If ETS is doing their job correctly, scaled scores should be stable across test dates.
To illustrate: let's suppose I got 43 out of 62 questions right on last April's test, which corresponded (I think) to an 800. Theoretically, if I were to have instead taken the October test, because the difficulties of the exams fluctuate, I might have gotten only 35 questions right. However, I should still have scored 800 +/- some error term.
On the other hand, percentiles are not stable. They are revised periodically (once a year?) to account for the fact that test takers are getting progressively better.
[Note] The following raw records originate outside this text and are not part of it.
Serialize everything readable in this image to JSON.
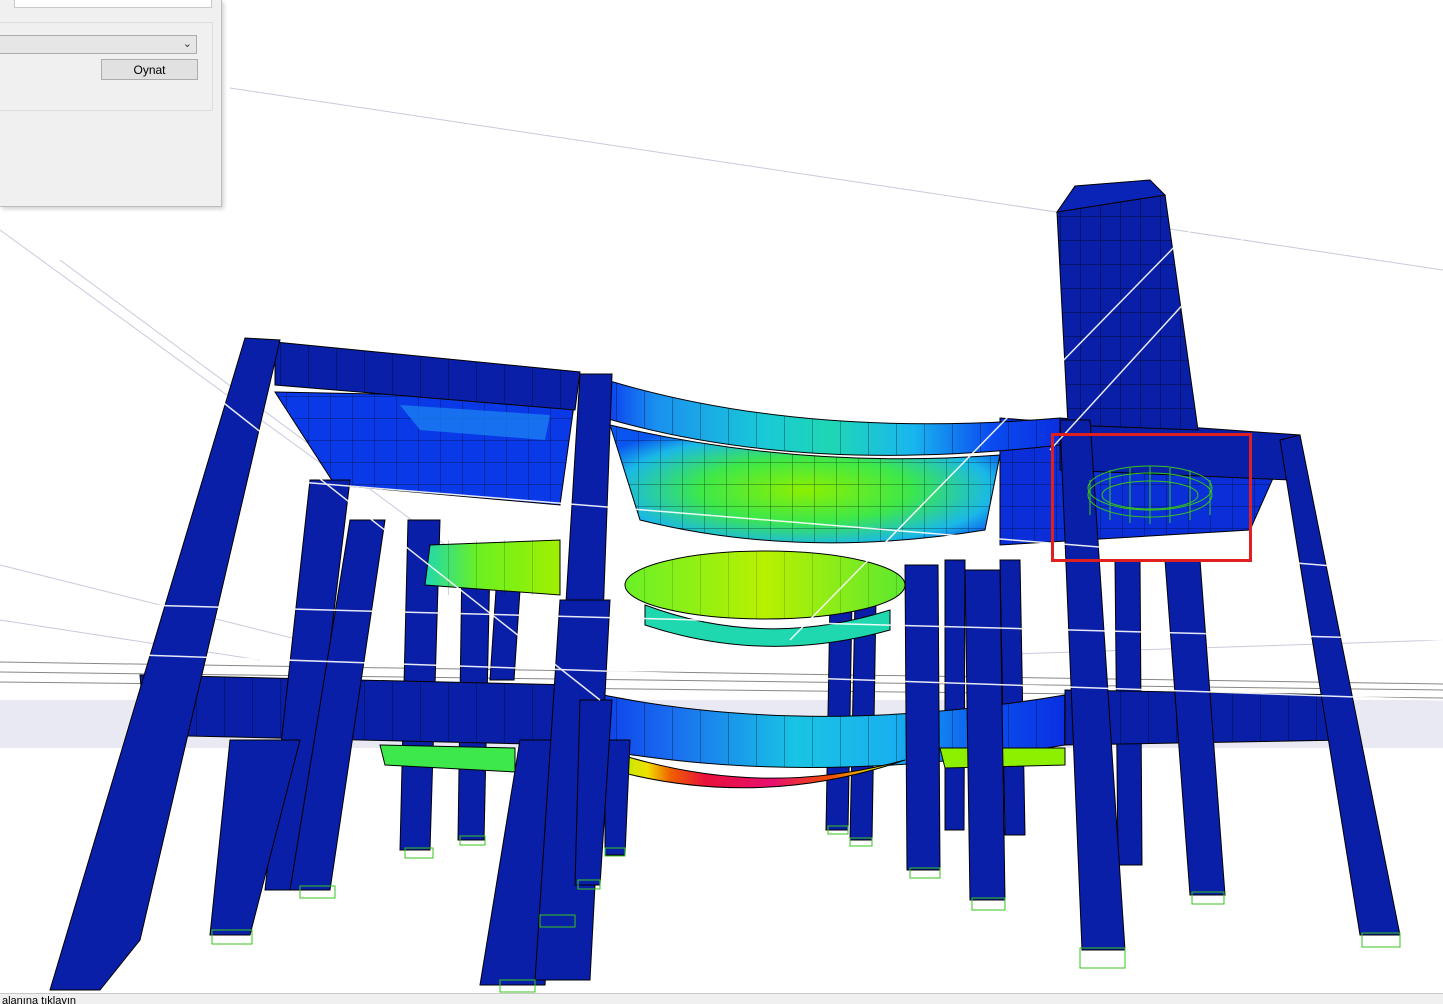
{
  "dialog": {
    "top_input_value": "",
    "combo_value": "",
    "play_button_label": "Oynat"
  },
  "status_bar": {
    "text": "alanına tıklayın"
  },
  "colors": {
    "frame_blue": "#0a1fa8",
    "bright_blue": "#0a33f0",
    "cyan": "#19b6ef",
    "teal": "#1bd7c8",
    "green": "#4cf020",
    "yellow_green": "#a8f000",
    "hotspot_red": "#e8103c",
    "selection_red": "#e02020",
    "wire_green": "#36c41c"
  },
  "icons": {
    "combo_arrow": "chevron-down-icon"
  }
}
In April, an 800 corresponded to 83%. But, because more people have been scoring higher, that was revised over the summer, so an 800 now only corresponds to 82%. As I mentioned earlier though, the revision of the percentiles happens to everyone, both old and new test takers.
Thus, getting all the questions right (the raw score) is more impressive on particular test days, but that should be normalised in the scaled 3-digit score.